#### Aim of the exercise:
Set down all of the lines below exactly as they are given.
++++++++
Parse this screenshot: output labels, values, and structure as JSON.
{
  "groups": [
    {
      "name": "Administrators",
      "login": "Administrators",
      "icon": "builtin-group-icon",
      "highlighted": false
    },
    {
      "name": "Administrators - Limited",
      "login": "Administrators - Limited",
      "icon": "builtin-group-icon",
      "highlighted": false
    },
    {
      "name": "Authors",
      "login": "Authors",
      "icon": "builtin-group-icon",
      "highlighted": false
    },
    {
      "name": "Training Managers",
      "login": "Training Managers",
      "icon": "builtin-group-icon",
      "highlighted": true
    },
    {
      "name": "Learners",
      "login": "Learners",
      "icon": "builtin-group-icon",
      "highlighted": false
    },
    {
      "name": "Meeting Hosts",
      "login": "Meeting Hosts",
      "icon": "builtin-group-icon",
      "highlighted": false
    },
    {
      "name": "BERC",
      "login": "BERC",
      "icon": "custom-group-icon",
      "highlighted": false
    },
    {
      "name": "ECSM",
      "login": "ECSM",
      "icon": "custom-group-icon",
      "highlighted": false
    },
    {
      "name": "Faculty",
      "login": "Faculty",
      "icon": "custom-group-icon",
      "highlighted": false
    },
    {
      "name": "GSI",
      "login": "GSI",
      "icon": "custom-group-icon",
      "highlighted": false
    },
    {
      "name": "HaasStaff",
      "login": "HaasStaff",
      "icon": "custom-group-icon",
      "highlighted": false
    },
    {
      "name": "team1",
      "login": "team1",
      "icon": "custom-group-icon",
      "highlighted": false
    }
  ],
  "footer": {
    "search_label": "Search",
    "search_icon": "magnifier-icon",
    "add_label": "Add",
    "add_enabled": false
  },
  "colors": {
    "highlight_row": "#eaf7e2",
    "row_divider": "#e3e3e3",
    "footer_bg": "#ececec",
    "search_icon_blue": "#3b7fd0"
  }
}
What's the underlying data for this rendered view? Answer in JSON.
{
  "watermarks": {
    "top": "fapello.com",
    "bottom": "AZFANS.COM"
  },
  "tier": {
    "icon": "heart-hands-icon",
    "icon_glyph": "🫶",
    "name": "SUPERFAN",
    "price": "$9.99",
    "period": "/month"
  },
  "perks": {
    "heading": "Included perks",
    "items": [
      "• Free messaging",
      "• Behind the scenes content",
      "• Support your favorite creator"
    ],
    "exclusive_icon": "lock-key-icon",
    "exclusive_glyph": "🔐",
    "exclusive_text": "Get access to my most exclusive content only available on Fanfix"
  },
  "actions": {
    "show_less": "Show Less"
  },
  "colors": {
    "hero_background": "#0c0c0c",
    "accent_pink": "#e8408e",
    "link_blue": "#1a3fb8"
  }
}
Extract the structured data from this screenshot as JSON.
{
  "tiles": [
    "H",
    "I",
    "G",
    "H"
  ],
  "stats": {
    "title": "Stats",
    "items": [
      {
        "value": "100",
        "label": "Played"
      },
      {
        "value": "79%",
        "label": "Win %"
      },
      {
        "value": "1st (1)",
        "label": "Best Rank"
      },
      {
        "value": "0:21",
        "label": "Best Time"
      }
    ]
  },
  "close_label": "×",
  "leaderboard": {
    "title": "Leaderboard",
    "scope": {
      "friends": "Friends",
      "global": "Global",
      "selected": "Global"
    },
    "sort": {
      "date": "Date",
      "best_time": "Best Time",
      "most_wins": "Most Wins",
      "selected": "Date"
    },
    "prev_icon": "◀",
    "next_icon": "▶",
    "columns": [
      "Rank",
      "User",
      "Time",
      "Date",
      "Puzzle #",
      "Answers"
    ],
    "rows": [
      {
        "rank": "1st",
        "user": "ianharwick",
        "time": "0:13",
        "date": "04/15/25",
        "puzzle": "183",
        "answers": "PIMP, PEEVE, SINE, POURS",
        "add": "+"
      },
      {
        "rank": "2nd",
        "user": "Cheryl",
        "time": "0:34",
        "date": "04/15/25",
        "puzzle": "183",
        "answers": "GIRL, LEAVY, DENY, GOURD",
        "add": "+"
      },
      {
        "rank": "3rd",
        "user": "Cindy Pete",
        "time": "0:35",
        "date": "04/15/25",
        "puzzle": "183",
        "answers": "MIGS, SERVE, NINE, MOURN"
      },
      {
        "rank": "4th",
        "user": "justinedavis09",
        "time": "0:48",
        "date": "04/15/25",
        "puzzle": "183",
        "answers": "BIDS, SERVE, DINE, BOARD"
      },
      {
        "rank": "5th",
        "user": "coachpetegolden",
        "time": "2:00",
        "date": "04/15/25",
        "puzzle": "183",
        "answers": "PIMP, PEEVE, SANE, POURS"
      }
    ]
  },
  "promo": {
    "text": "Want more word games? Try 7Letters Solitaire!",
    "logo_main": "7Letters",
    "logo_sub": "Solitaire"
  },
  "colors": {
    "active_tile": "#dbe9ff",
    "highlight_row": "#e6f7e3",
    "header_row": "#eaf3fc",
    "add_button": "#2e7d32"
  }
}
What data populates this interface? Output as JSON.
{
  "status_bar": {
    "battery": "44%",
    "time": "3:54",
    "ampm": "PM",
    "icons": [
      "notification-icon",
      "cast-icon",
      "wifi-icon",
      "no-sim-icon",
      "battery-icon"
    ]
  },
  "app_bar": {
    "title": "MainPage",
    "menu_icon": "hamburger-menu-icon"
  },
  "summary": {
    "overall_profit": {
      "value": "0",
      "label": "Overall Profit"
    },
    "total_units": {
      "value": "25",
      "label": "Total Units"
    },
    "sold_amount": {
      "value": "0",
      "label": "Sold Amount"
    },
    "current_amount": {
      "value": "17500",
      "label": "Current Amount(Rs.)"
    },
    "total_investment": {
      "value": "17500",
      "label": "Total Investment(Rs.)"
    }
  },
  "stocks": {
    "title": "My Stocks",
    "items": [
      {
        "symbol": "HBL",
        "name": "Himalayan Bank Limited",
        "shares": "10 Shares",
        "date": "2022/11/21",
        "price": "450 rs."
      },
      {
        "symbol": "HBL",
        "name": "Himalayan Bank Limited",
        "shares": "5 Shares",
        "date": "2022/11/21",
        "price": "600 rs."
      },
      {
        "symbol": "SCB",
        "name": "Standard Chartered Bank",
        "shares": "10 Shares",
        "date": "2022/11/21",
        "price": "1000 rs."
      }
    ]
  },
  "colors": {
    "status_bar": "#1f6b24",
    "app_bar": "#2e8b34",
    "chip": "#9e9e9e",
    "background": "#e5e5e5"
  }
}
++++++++
#### Task result:
Parse this screenshot: output labels, values, and structure as JSON.
{
  "groups": [
    {
      "name": "Administrators",
      "login": "Administrators",
      "icon": "builtin-group-icon",
      "highlighted": false
    },
    {
      "name": "Administrators - Limited",
      "login": "Administrators - Limited",
      "icon": "builtin-group-icon",
      "highlighted": false
    },
    {
      "name": "Authors",
      "login": "Authors",
      "icon": "builtin-group-icon",
      "highlighted": false
    },
    {
      "name": "Training Managers",
      "login": "Training Managers",
      "icon": "builtin-group-icon",
      "highlighted": true
    },
    {
      "name": "Learners",
      "login": "Learners",
      "icon": "builtin-group-icon",
      "highlighted": false
    },
    {
      "name": "Meeting Hosts",
      "login": "Meeting Hosts",
      "icon": "builtin-group-icon",
      "highlighted": false
    },
    {
      "name": "BERC",
      "login": "BERC",
      "icon": "custom-group-icon",
      "highlighted": false
    },
    {
      "name": "ECSM",
      "login": "ECSM",
      "icon": "custom-group-icon",
      "highlighted": false
    },
    {
      "name": "Faculty",
      "login": "Faculty",
      "icon": "custom-group-icon",
      "highlighted": false
    },
    {
      "name": "GSI",
      "login": "GSI",
      "icon": "custom-group-icon",
      "highlighted": false
    },
    {
      "name": "HaasStaff",
      "login": "HaasStaff",
      "icon": "custom-group-icon",
      "highlighted": false
    },
    {
      "name": "team1",
      "login": "team1",
      "icon": "custom-group-icon",
      "highlighted": false
    }
  ],
  "footer": {
    "search_label": "Search",
    "search_icon": "magnifier-icon",
    "add_label": "Add",
    "add_enabled": false
  },
  "colors": {
    "highlight_row": "#eaf7e2",
    "row_divider": "#e3e3e3",
    "footer_bg": "#ececec",
    "search_icon_blue": "#3b7fd0"
  }
}
What's the underlying data for this rendered view? Answer in JSON.
{
  "watermarks": {
    "top": "fapello.com",
    "bottom": "AZFANS.COM"
  },
  "tier": {
    "icon": "heart-hands-icon",
    "icon_glyph": "🫶",
    "name": "SUPERFAN",
    "price": "$9.99",
    "period": "/month"
  },
  "perks": {
    "heading": "Included perks",
    "items": [
      "• Free messaging",
      "• Behind the scenes content",
      "• Support your favorite creator"
    ],
    "exclusive_icon": "lock-key-icon",
    "exclusive_glyph": "🔐",
    "exclusive_text": "Get access to my most exclusive content only available on Fanfix"
  },
  "actions": {
    "show_less": "Show Less"
  },
  "colors": {
    "hero_background": "#0c0c0c",
    "accent_pink": "#e8408e",
    "link_blue": "#1a3fb8"
  }
}
Extract the structured data from this screenshot as JSON.
{
  "tiles": [
    "H",
    "I",
    "G",
    "H"
  ],
  "stats": {
    "title": "Stats",
    "items": [
      {
        "value": "100",
        "label": "Played"
      },
      {
        "value": "79%",
        "label": "Win %"
      },
      {
        "value": "1st (1)",
        "label": "Best Rank"
      },
      {
        "value": "0:21",
        "label": "Best Time"
      }
    ]
  },
  "close_label": "×",
  "leaderboard": {
    "title": "Leaderboard",
    "scope": {
      "friends": "Friends",
      "global": "Global",
      "selected": "Global"
    },
    "sort": {
      "date": "Date",
      "best_time": "Best Time",
      "most_wins": "Most Wins",
      "selected": "Date"
    },
    "prev_icon": "◀",
    "next_icon": "▶",
    "columns": [
      "Rank",
      "User",
      "Time",
      "Date",
      "Puzzle #",
      "Answers"
    ],
    "rows": [
      {
        "rank": "1st",
        "user": "ianharwick",
        "time": "0:13",
        "date": "04/15/25",
        "puzzle": "183",
        "answers": "PIMP, PEEVE, SINE, POURS",
        "add": "+"
      },
      {
        "rank": "2nd",
        "user": "Cheryl",
        "time": "0:34",
        "date": "04/15/25",
        "puzzle": "183",
        "answers": "GIRL, LEAVY, DENY, GOURD",
        "add": "+"
      },
      {
        "rank": "3rd",
        "user": "Cindy Pete",
        "time": "0:35",
        "date": "04/15/25",
        "puzzle": "183",
        "answers": "MIGS, SERVE, NINE, MOURN"
      },
      {
        "rank": "4th",
        "user": "justinedavis09",
        "time": "0:48",
        "date": "04/15/25",
        "puzzle": "183",
        "answers": "BIDS, SERVE, DINE, BOARD"
      },
      {
        "rank": "5th",
        "user": "coachpetegolden",
        "time": "2:00",
        "date": "04/15/25",
        "puzzle": "183",
        "answers": "PIMP, PEEVE, SANE, POURS"
      }
    ]
  },
  "promo": {
    "text": "Want more word games? Try 7Letters Solitaire!",
    "logo_main": "7Letters",
    "logo_sub": "Solitaire"
  },
  "colors": {
    "active_tile": "#dbe9ff",
    "highlight_row": "#e6f7e3",
    "header_row": "#eaf3fc",
    "add_button": "#2e7d32"
  }
}
What data populates this interface? Output as JSON.
{
  "status_bar": {
    "battery": "44%",
    "time": "3:54",
    "ampm": "PM",
    "icons": [
      "notification-icon",
      "cast-icon",
      "wifi-icon",
      "no-sim-icon",
      "battery-icon"
    ]
  },
  "app_bar": {
    "title": "MainPage",
    "menu_icon": "hamburger-menu-icon"
  },
  "summary": {
    "overall_profit": {
      "value": "0",
      "label": "Overall Profit"
    },
    "total_units": {
      "value": "25",
      "label": "Total Units"
    },
    "sold_amount": {
      "value": "0",
      "label": "Sold Amount"
    },
    "current_amount": {
      "value": "17500",
      "label": "Current Amount(Rs.)"
    },
    "total_investment": {
      "value": "17500",
      "label": "Total Investment(Rs.)"
    }
  },
  "stocks": {
    "title": "My Stocks",
    "items": [
      {
        "symbol": "HBL",
        "name": "Himalayan Bank Limited",
        "shares": "10 Shares",
        "date": "2022/11/21",
        "price": "450 rs."
      },
      {
        "symbol": "HBL",
        "name": "Himalayan Bank Limited",
        "shares": "5 Shares",
        "date": "2022/11/21",
        "price": "600 rs."
      },
      {
        "symbol": "SCB",
        "name": "Standard Chartered Bank",
        "shares": "10 Shares",
        "date": "2022/11/21",
        "price": "1000 rs."
      }
    ]
  },
  "colors": {
    "status_bar": "#1f6b24",
    "app_bar": "#2e8b34",
    "chip": "#9e9e9e",
    "background": "#e5e5e5"
  }
}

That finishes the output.